Go through the records below and copy out every line that contains the word "this".
════════
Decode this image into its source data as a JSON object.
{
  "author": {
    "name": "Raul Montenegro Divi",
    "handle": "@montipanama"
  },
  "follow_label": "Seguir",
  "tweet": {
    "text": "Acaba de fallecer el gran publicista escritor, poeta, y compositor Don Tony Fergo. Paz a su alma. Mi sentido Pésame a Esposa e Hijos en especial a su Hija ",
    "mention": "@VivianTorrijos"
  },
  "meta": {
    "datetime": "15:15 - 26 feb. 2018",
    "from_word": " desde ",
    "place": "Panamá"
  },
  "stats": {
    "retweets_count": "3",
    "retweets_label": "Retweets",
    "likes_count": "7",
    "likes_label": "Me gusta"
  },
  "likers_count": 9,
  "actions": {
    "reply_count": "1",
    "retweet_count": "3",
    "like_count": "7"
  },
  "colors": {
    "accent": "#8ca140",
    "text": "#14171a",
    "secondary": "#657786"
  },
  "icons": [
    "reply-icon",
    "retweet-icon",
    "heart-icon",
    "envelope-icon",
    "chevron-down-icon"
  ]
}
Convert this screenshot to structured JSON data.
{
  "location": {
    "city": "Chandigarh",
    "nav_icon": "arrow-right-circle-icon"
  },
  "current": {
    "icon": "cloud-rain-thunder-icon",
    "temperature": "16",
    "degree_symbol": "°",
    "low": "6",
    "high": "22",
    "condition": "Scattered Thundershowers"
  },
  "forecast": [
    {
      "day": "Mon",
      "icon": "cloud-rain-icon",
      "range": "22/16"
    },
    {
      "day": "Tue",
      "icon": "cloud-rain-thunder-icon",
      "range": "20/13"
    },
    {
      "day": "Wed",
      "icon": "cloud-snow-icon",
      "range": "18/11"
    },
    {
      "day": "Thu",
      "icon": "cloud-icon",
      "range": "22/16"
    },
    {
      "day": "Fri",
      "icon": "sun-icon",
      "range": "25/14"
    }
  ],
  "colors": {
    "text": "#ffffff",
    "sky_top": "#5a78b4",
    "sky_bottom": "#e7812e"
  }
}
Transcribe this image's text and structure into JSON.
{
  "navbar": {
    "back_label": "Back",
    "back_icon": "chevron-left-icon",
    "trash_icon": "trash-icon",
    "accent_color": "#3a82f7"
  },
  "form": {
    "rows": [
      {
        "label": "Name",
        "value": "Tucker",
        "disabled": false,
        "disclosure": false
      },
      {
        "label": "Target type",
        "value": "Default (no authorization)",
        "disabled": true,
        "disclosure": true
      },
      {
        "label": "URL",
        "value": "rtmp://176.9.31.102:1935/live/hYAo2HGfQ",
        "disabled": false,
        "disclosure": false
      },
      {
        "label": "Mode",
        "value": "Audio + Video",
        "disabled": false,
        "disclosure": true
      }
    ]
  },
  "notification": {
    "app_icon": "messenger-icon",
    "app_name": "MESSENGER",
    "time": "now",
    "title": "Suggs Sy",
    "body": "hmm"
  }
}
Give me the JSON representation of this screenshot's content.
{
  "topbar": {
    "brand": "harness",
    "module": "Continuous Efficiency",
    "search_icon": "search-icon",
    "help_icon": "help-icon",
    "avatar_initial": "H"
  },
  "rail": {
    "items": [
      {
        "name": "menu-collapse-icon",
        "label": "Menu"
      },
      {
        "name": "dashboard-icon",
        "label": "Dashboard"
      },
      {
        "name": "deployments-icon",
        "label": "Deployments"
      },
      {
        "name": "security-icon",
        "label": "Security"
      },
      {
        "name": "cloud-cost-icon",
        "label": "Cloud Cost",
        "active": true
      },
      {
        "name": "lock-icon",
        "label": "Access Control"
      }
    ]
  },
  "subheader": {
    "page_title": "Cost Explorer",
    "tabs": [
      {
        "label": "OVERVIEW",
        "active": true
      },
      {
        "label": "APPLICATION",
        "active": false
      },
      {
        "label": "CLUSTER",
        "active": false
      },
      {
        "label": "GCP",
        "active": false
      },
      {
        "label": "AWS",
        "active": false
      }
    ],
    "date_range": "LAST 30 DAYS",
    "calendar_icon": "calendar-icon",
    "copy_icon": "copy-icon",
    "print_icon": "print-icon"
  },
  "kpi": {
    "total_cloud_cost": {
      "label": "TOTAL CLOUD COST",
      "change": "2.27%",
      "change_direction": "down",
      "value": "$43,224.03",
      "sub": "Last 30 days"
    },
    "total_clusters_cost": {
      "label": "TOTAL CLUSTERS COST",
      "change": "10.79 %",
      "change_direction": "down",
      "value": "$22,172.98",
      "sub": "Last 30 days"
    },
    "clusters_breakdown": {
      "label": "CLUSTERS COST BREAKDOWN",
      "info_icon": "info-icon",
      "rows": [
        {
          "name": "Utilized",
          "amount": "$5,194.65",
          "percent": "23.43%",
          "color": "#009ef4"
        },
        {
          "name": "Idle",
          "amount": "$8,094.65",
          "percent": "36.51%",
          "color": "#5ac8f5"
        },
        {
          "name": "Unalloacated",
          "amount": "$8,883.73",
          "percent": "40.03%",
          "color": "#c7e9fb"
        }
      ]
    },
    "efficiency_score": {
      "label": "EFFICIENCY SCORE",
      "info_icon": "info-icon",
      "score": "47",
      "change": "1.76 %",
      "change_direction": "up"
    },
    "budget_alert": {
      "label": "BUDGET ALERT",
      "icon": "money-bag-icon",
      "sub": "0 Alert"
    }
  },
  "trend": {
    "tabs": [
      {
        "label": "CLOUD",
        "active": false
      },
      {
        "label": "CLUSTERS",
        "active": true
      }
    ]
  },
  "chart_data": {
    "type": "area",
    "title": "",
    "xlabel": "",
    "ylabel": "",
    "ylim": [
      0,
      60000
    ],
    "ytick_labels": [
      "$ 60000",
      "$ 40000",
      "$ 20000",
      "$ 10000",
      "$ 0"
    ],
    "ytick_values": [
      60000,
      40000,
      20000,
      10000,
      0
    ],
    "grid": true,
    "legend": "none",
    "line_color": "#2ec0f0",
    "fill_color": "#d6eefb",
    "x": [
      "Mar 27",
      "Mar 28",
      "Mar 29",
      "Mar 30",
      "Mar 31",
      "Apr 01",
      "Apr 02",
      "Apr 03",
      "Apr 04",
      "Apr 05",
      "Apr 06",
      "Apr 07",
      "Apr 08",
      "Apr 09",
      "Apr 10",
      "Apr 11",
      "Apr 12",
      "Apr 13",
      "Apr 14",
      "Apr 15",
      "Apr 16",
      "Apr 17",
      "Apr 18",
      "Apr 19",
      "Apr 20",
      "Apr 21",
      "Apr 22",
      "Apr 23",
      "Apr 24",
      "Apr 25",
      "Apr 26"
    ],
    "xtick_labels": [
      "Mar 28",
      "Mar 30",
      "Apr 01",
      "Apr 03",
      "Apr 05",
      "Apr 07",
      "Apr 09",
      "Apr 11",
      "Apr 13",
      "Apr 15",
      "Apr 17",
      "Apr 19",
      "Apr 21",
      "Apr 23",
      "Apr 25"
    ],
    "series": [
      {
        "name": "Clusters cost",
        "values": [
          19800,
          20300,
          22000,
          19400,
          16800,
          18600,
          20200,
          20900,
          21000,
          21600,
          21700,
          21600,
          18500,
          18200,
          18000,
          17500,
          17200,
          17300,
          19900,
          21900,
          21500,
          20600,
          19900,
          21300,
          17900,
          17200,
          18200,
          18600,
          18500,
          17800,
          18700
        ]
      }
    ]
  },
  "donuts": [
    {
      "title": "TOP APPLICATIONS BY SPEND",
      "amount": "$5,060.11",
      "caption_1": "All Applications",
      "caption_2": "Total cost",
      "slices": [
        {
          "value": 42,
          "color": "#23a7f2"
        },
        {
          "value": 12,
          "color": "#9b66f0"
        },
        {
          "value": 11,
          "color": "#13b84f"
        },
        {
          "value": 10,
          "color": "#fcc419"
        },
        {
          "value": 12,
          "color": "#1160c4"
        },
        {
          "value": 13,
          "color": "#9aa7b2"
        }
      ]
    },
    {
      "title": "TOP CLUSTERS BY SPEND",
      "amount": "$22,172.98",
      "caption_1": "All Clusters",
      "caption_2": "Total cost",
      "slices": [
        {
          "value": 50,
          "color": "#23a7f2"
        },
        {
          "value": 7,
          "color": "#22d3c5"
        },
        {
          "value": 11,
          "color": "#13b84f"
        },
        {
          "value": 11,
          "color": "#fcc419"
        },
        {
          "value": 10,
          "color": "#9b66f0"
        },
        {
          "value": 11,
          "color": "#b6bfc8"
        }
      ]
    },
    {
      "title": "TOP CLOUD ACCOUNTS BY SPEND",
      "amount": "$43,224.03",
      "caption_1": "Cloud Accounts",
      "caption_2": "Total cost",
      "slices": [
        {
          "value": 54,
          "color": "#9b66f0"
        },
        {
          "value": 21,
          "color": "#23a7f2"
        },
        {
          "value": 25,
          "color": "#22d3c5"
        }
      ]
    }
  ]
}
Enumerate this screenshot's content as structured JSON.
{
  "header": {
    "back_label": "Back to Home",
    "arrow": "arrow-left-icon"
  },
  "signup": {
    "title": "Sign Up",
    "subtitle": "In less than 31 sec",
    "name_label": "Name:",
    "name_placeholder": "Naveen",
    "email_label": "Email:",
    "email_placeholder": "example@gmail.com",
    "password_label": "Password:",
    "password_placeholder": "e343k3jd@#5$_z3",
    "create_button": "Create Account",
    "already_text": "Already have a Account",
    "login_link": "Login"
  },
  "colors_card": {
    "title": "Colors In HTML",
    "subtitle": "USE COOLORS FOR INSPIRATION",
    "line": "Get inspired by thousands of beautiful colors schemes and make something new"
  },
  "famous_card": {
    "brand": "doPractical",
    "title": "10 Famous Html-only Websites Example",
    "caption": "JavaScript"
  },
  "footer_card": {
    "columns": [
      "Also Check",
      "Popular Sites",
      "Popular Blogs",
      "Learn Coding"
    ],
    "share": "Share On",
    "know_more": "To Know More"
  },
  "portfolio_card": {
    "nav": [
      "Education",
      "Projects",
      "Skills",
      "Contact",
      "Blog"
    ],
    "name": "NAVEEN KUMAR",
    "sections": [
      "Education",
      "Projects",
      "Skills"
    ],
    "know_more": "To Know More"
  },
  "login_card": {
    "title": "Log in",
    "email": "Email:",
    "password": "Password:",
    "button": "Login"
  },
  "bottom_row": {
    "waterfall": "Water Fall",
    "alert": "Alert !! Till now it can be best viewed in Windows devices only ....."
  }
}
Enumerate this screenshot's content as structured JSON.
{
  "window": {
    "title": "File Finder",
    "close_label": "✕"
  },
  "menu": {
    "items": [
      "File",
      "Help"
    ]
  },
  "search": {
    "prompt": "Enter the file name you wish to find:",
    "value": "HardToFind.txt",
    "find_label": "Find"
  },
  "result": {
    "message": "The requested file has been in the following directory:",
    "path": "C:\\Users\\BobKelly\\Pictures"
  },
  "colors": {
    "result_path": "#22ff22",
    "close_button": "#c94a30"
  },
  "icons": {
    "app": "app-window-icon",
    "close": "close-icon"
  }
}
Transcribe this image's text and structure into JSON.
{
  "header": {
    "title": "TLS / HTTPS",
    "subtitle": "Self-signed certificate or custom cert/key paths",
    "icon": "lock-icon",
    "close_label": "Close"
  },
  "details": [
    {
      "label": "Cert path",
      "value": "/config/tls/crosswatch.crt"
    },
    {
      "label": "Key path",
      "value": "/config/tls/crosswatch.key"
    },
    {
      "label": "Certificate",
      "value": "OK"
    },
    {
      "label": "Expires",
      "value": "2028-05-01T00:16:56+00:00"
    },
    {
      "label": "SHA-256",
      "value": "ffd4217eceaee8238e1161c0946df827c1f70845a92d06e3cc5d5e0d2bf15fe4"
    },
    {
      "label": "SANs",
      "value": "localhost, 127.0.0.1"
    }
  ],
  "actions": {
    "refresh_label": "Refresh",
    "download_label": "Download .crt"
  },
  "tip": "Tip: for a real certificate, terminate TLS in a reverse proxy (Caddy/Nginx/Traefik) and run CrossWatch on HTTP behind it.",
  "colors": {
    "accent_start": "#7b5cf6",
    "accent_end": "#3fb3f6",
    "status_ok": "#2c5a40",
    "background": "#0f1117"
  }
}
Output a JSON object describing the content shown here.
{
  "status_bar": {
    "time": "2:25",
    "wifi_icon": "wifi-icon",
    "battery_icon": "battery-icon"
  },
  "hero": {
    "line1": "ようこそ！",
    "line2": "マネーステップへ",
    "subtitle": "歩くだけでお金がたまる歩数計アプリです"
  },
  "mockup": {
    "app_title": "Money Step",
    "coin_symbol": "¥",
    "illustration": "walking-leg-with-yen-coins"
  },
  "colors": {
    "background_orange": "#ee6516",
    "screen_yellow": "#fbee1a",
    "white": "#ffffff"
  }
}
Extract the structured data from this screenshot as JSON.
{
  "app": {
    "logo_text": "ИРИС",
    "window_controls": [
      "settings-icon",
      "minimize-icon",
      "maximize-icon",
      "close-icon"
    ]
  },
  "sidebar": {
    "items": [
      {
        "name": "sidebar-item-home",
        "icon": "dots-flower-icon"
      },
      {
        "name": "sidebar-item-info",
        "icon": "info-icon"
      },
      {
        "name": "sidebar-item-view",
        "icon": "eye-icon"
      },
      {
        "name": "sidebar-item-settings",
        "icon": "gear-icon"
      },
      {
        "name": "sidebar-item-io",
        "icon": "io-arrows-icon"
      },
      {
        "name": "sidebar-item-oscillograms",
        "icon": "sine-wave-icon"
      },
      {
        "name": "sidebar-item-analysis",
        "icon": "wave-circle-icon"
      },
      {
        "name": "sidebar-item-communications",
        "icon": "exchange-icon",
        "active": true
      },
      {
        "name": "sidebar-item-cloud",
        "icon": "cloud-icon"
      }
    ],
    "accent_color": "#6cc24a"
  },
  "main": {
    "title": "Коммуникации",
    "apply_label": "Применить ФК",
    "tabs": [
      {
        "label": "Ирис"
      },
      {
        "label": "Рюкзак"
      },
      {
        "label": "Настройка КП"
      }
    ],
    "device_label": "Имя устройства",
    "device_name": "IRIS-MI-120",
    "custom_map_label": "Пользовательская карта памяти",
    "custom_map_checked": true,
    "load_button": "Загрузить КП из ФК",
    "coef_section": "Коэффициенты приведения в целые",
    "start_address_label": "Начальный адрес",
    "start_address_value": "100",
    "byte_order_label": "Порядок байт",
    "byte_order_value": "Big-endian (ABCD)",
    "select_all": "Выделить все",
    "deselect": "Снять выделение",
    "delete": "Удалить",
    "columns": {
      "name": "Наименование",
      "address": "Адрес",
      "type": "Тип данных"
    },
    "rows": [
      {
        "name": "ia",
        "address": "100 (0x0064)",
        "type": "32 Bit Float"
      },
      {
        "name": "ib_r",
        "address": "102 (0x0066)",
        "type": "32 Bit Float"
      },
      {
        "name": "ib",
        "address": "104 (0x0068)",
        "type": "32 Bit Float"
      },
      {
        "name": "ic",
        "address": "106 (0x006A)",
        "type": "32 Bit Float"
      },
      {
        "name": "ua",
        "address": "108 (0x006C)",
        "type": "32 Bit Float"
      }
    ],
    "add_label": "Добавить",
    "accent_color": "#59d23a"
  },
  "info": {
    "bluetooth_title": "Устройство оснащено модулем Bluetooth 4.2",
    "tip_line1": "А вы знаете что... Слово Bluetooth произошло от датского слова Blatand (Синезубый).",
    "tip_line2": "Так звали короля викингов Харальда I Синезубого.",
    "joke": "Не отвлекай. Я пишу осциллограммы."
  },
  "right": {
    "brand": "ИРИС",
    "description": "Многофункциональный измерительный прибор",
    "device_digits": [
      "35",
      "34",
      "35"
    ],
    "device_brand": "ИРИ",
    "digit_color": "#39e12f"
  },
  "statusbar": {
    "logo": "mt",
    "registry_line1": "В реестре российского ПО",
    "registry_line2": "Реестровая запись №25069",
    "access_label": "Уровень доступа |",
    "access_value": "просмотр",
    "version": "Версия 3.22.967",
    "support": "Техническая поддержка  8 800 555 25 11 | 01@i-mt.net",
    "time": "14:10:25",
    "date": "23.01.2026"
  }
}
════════
## WRITTEN RESPONSE
Decode this image into its source data as a JSON object.
Convert this screenshot to structured JSON data.
Transcribe this image's text and structure into JSON.
Give me the JSON representation of this screenshot's content.
Enumerate this screenshot's content as structured JSON.
Enumerate this screenshot's content as structured JSON.
Transcribe this image's text and structure into JSON.
Extract the structured data from this screenshot as JSON.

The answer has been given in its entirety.